Case Study: Dashboarding Fortune 500 Diversity Data

Fortune 500 - Diversity Data Dashboard - Process Zip

Problem: Limited & Inaccessible Fortune 500 Diversity Data

Solution: Aggregate & Dashboard Fortune 500 Diversity Data

Outcomes:

  • Helped the client provide a great public service.
  • Increased public awareness of the problem.
  • Improved the reporting mechanism for public transparency of data.

How We Did It

There are 500 companies on the aptly-named Fortune 500 list, yet only a small portion track and publish workplace diversity statistics. Worse yet, they track their data in different ways.

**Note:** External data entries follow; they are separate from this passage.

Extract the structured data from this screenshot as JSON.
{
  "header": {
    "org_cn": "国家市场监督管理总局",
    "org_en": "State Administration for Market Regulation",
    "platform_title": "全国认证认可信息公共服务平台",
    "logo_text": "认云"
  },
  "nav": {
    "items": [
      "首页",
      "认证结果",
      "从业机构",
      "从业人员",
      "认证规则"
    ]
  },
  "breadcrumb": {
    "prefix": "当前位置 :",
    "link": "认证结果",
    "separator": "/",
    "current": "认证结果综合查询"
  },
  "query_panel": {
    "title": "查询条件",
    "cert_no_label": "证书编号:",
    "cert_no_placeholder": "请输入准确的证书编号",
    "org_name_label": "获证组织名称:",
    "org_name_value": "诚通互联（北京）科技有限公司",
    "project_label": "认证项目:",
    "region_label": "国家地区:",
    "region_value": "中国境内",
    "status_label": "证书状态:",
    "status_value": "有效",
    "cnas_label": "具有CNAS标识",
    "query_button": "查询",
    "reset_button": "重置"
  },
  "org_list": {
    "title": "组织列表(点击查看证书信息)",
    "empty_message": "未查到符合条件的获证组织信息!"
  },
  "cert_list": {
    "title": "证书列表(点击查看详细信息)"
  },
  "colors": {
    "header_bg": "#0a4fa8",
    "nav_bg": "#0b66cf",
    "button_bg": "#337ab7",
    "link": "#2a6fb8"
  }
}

One stat might be labeled the same, but if you read the fine print, it might be tracked differently across companies. Women % in tech might actually be self-identified women who work in anything that uses a computer.

Inconsistency between stats is just the beginning. Although many are better than others with tracking and sharing data, companies are still in the dark ages of .pdf diversity reports shared at yearly intervals. Only some publish their stats on corporate responsibility webpages, but none actually allow easy data exports.

In short, analyzing the state of diversity in business today is a nightmare, even for publicly traded companies.

Working with DJ Krebasch and DEI Score, we aggregated and published a public dashboard with all available Fortune 500 companies’ diversity data. The data came from hundreds of publicly available diversity reports (.pdf and online portals) from Fortune 500 companies, and together Process Zip made never-before-seen dashboards for people to compare Fortune 500 companies on their various diversity stats.

The insights are numerous.

  • Not many Fortune 500 companies publish their diversity data
  • Hispanic and Black people are 3–4X under-represented in tech and other roles.
  • Women are still vastly underrepresented in board positions and tech.
  • Disability and LGBTQI+ tracking are rarely published in reports.

Across the board, Fortune 500 companies still have ways to go towards achieving equal representation (compared to their US average population) for many minorities and women. When data is publicly available and comparable across industries are regions, public knowledge and pressure can help incentivize companies to continue to improve in these statistics.

But this is just for Fortune 500 companies. Where the real magic of DEI comes in is for other, smaller, companies that have a desire to improve their companies’ diversity.

The Future of Diversity Tracking

DEI wants companies to commit to diversity by publishing their diversity statistics in a publicly shared database. When companies can see how they compare with similar companies in their region/state, they can begin to benchmark their performance for hiring diverse talent.

To get started tracking and comparing your company’s diversity statistics, you can visit https://deiscore.com/start/ and choose the option that best fits your situation.